Flipping thru further, I stopped at yet another. It showed a group of some twenty young men, hugging in two rows in a very nonchalant way, so that the ones from the top row almost laid over the ones below, hugging them tightly or “fake choking” them with different grimaces and gesticulations, clearly showing the kind of rapport of people who developed a high level of closeness and want to demonstrate it. The photograph was taken at the long and wide row of tables, probably in the cafeteria.
Out of many legendary stories connected with the army one definitely is connected with their cuisine. Especially the army bean stew. Some claim that it owes its inimitable taste to the cooking in the large army pots, and that the cooking in such quantities is what it gives it that special aroma.
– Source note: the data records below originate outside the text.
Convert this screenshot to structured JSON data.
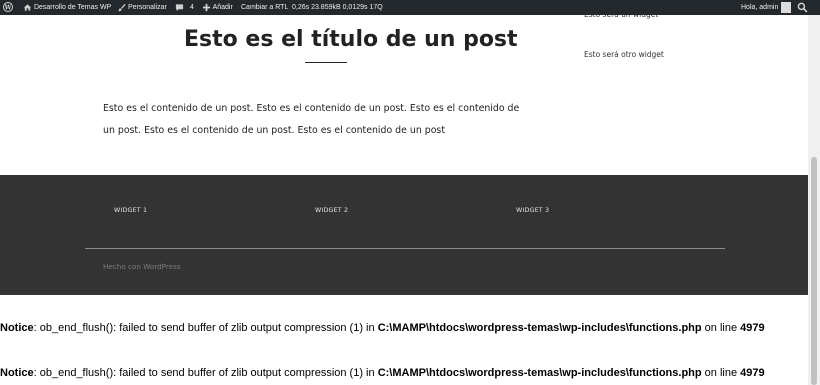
{
  "admin_bar": {
    "site_name": "Desarrollo de Temas WP",
    "customize": "Personalizar",
    "comments_count": "4",
    "new_label": "Añadir",
    "rtl_label": "Cambiar a RTL",
    "perf": "0,26s   23.859kB   0,0129s   17Q",
    "howdy": "Hola, admin"
  },
  "post": {
    "title": "Esto es el título de un post",
    "content": "Esto es el contenido de un post. Esto es el contenido de un post. Esto es el contenido de un post. Esto es el contenido de un post. Esto es el contenido de un post"
  },
  "sidebar": {
    "widget1": "Esto será un widget",
    "widget2": "Esto será otro widget"
  },
  "footer": {
    "widgets": [
      "WIDGET 1",
      "WIDGET 2",
      "WIDGET 3"
    ],
    "credit": "Hecho con WordPress"
  },
  "notices": [
    {
      "label": "Notice",
      "msg": ": ob_end_flush(): failed to send buffer of zlib output compression (1) in ",
      "path": "C:\\MAMP\\htdocs\\wordpress-temas\\wp-includes\\functions.php",
      "mid": " on line ",
      "line": "4979"
    },
    {
      "label": "Notice",
      "msg": ": ob_end_flush(): failed to send buffer of zlib output compression (1) in ",
      "path": "C:\\MAMP\\htdocs\\wordpress-temas\\wp-includes\\functions.php",
      "mid": " on line ",
      "line": "4979"
    }
  ],
  "colors": {
    "admin_bar_bg": "#23282d",
    "footer_bg": "#333333"
  }
}
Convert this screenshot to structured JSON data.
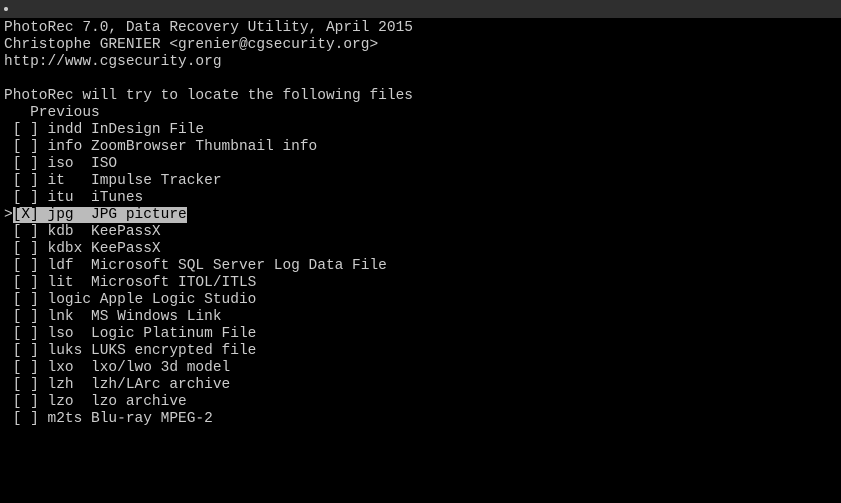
{
  "header": {
    "line1": "PhotoRec 7.0, Data Recovery Utility, April 2015",
    "line2": "Christophe GRENIER <grenier@cgsecurity.org>",
    "line3": "http://www.cgsecurity.org"
  },
  "prompt": "PhotoRec will try to locate the following files",
  "previous_label": "   Previous",
  "cursor": ">",
  "items": [
    {
      "checked": " ",
      "ext": "indd ",
      "desc": "InDesign File",
      "selected": false
    },
    {
      "checked": " ",
      "ext": "info ",
      "desc": "ZoomBrowser Thumbnail info",
      "selected": false
    },
    {
      "checked": " ",
      "ext": "iso  ",
      "desc": "ISO",
      "selected": false
    },
    {
      "checked": " ",
      "ext": "it   ",
      "desc": "Impulse Tracker",
      "selected": false
    },
    {
      "checked": " ",
      "ext": "itu  ",
      "desc": "iTunes",
      "selected": false
    },
    {
      "checked": "X",
      "ext": "jpg  ",
      "desc": "JPG picture",
      "selected": true
    },
    {
      "checked": " ",
      "ext": "kdb  ",
      "desc": "KeePassX",
      "selected": false
    },
    {
      "checked": " ",
      "ext": "kdbx ",
      "desc": "KeePassX",
      "selected": false
    },
    {
      "checked": " ",
      "ext": "ldf  ",
      "desc": "Microsoft SQL Server Log Data File",
      "selected": false
    },
    {
      "checked": " ",
      "ext": "lit  ",
      "desc": "Microsoft ITOL/ITLS",
      "selected": false
    },
    {
      "checked": " ",
      "ext": "logic",
      "desc": " Apple Logic Studio",
      "selected": false
    },
    {
      "checked": " ",
      "ext": "lnk  ",
      "desc": "MS Windows Link",
      "selected": false
    },
    {
      "checked": " ",
      "ext": "lso  ",
      "desc": "Logic Platinum File",
      "selected": false
    },
    {
      "checked": " ",
      "ext": "luks ",
      "desc": "LUKS encrypted file",
      "selected": false
    },
    {
      "checked": " ",
      "ext": "lxo  ",
      "desc": "lxo/lwo 3d model",
      "selected": false
    },
    {
      "checked": " ",
      "ext": "lzh  ",
      "desc": "lzh/LArc archive",
      "selected": false
    },
    {
      "checked": " ",
      "ext": "lzo  ",
      "desc": "lzo archive",
      "selected": false
    },
    {
      "checked": " ",
      "ext": "m2ts ",
      "desc": "Blu-ray MPEG-2",
      "selected": false
    }
  ]
}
The secret of its preparation has never been completely discovered. And a number of generations schooled by the army are witnesses to these claims.
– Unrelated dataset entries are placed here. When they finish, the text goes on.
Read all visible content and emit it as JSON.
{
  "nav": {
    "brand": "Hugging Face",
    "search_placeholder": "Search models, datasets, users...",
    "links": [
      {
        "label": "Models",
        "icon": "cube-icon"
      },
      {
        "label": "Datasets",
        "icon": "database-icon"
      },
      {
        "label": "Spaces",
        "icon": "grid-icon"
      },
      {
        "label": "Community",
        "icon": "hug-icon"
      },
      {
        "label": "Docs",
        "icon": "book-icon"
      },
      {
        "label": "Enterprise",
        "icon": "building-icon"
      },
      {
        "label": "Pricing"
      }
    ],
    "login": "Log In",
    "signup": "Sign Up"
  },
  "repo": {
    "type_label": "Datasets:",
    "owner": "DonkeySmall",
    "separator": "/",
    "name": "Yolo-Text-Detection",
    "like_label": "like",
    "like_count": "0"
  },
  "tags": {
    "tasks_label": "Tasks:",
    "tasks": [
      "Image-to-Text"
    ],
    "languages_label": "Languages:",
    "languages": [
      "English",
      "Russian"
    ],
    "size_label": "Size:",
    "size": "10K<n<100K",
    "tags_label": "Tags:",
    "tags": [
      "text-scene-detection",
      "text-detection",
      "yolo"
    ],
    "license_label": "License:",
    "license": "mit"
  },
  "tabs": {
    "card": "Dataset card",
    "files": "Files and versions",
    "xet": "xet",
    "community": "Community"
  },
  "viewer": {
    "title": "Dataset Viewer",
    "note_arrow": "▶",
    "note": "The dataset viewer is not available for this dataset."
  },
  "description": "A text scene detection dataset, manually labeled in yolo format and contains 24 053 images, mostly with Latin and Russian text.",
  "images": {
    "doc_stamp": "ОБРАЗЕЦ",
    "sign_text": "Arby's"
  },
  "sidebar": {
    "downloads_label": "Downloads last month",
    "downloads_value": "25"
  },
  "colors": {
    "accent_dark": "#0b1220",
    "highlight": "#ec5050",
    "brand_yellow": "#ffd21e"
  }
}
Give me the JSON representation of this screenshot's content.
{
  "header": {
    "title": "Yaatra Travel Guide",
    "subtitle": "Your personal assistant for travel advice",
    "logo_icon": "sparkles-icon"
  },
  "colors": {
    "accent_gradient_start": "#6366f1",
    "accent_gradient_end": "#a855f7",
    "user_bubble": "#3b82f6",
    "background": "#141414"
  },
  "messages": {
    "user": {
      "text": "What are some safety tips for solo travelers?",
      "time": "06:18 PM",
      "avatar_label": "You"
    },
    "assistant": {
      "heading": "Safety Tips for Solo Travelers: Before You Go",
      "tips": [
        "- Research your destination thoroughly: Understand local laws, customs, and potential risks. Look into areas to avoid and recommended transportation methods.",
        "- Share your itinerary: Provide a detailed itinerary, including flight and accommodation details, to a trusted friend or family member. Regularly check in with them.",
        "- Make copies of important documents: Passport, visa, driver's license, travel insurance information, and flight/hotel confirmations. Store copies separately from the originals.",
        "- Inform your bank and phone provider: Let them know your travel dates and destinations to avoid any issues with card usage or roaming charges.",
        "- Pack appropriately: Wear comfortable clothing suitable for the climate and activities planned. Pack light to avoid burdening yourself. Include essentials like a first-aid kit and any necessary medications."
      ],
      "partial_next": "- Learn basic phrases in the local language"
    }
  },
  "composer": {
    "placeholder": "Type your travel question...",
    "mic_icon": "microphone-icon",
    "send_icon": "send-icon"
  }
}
Army service has not been in existence for a while now, and a number of new generations including my own doesn’t have this sort of experience stored in us. And I am very curious about the secret of this army bean stew. I promised myself I’d discover it eventually.
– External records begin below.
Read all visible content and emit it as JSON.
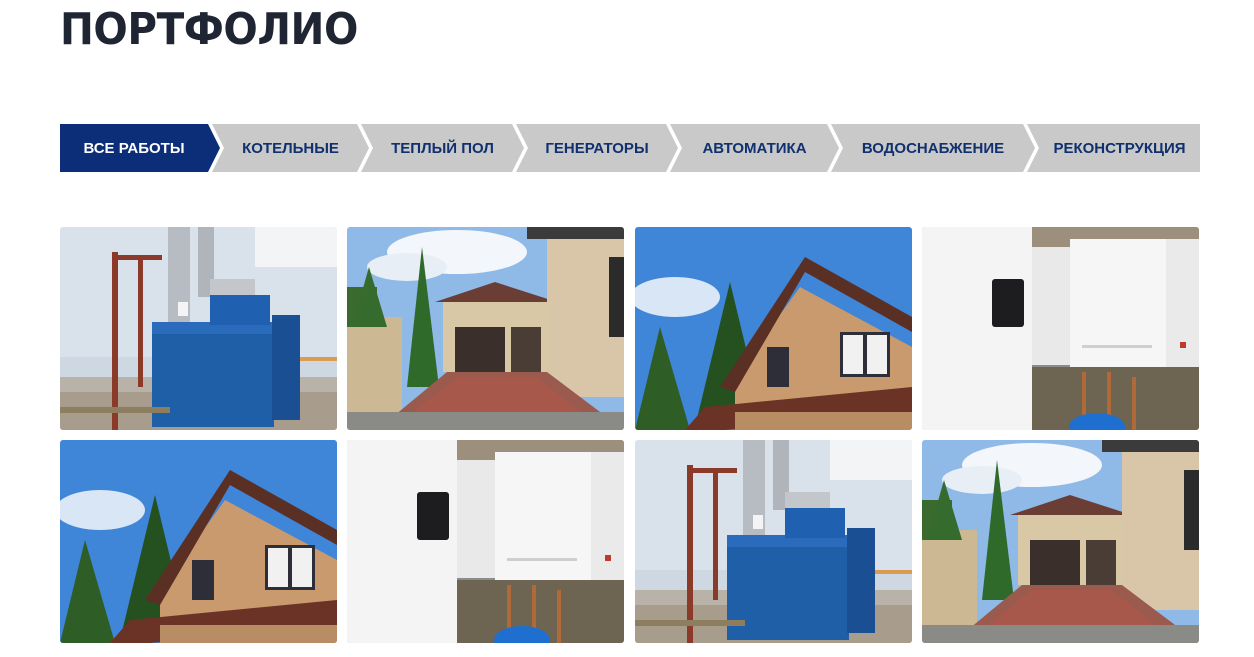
{
  "page": {
    "title": "ПОРТФОЛИО"
  },
  "filters": {
    "tabs": [
      {
        "label": "ВСЕ РАБОТЫ",
        "active": true
      },
      {
        "label": "КОТЕЛЬНЫЕ",
        "active": false
      },
      {
        "label": "ТЕПЛЫЙ ПОЛ",
        "active": false
      },
      {
        "label": "ГЕНЕРАТОРЫ",
        "active": false
      },
      {
        "label": "АВТОМАТИКА",
        "active": false
      },
      {
        "label": "ВОДОСНАБЖЕНИЕ",
        "active": false
      },
      {
        "label": "РЕКОНСТРУКЦИЯ",
        "active": false
      }
    ],
    "active_color": "#0c2d78",
    "inactive_color": "#c9c9c9",
    "text_color": "#10306e"
  },
  "gallery": {
    "items": [
      {
        "subject": "boiler-room"
      },
      {
        "subject": "driveway-garage"
      },
      {
        "subject": "house-exterior"
      },
      {
        "subject": "wall-boilers"
      },
      {
        "subject": "house-exterior"
      },
      {
        "subject": "wall-boilers"
      },
      {
        "subject": "boiler-room"
      },
      {
        "subject": "driveway-garage"
      }
    ]
  }
}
RECIPES SIMILAR TO THE
Bean Stew with Kielbasa ON BALKAN LUNCH BOX
According to a post making rounds on FB, the Yugoslav National Army’s famous bean soup secret recipe has finally been revealed. We did a vegetarian version of it, and called it BEAN STEW.
Although not a stew or a soup, soft and moist BAKED ROMANO BEANS will leave you breathless, and we promise they’re the most perfect side dish on Balkan Lunch Box.
Our favorite bean stew recipe though, is the CLASSIC BALKAN BEAN SOUP/ STEW. Are we blowing your mind yet? Happy cooking!
- 10.5 ounces dry beans (navy, red kidney or other)
- 2 tablespoons butter
- 1 yellow onion (medium, diced)
- 2–3 garlic cloves (minced)
- 2 carrots (medium, diced)
- 1 9-oz kielbasa (pork, turkey or chicken, cut into 1/2 inch rounds)
- 1 tablespoon parsley (minced)
- 2 bay leaves
- 1/4 teaspoon ground pepper (or peppercorn)
- 1 bouillon cube (or Vegeta)
- (Optional) 1 tablespoon paprika
- In a deep pot, cover beans with water and bring to boil on high. Lower to medium and boil for 5 minutes. Strain, wash well, and discard the water. Set aside.
- In a pressure cooker* heat butter on low to medium. Add onion, garlic and carrot and simmer, stirring frequently. Add kielbasa and stir again. Add seasonings and continue stirring. Fill up the pot with 4-5 cups of water. Add beans and close the pressure cooker.
- After the first steam, cook beans for about 20 minutes (or use the stew setting on your pressure cooker).
- Serve warm.
Eat bean stew for late lunch or early dinner. It gets better after a day or two in the fridge. Skip eating it in late afternoons or evenings as it can be heavy for the digestive system at night.
*If using a regular pot, cooking time will be longer. The beans are done when they’re soft, but not falling apart, about 60-90 min.
Gluten-free: use gluten-free kielbasa and bouillon cube. Vegeta is gluten-free.
Low-carb: use a low-carb kielbasa.